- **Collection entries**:
········

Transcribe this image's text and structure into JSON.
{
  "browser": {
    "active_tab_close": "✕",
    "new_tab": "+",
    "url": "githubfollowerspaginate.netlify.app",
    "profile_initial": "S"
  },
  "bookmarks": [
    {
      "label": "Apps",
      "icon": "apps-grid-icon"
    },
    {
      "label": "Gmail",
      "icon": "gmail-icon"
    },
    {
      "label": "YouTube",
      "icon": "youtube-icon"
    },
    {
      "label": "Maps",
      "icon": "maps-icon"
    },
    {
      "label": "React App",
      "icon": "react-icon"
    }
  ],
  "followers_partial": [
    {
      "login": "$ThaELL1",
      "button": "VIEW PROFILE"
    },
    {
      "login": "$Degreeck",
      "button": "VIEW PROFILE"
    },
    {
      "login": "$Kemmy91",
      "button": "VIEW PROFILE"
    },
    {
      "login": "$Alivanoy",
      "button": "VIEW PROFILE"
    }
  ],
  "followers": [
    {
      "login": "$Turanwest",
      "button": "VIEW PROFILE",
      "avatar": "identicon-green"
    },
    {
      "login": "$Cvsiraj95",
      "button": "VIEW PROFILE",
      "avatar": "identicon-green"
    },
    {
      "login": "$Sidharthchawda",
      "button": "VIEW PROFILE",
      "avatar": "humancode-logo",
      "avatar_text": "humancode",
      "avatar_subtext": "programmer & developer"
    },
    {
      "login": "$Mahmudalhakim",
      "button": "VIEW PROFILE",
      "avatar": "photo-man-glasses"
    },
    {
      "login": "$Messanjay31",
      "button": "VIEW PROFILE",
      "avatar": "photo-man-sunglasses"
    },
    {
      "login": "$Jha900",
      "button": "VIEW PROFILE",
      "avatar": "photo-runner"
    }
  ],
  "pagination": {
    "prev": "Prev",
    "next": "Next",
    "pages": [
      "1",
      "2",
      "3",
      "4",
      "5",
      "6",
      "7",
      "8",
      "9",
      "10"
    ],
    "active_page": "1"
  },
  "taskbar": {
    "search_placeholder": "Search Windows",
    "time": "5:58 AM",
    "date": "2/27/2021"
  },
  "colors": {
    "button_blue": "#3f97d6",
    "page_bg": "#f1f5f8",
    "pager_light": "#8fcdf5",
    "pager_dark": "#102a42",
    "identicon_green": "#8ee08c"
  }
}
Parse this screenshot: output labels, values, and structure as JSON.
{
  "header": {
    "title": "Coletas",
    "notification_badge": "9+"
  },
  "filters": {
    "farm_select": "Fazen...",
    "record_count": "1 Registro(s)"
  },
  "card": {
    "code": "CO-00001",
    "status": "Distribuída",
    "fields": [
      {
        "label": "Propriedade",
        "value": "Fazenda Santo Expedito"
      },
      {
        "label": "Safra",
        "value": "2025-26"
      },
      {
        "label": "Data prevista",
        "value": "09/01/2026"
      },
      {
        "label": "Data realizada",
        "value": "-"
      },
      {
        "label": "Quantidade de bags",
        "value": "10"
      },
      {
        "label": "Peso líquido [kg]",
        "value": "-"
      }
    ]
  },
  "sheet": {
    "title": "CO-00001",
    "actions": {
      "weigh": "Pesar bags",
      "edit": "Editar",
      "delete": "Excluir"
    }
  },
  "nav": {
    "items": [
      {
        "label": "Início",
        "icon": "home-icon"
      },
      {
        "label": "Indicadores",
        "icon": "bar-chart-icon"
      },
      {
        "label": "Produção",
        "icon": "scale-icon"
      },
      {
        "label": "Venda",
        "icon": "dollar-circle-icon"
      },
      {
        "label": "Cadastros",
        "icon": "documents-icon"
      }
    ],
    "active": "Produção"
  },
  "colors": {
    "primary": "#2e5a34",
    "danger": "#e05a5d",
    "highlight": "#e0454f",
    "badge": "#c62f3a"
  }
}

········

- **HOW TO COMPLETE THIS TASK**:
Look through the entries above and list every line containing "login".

- **OUTPUT**:
      "login": "$ThaELL1",
      "login": "$Degreeck",
      "login": "$Kemmy91",
      "login": "$Alivanoy",
      "login": "$Turanwest",
      "login": "$Cvsiraj95",
      "login": "$Sidharthchawda",
      "login": "$Mahmudalhakim",
      "login": "$Messanjay31",
      "login": "$Jha900",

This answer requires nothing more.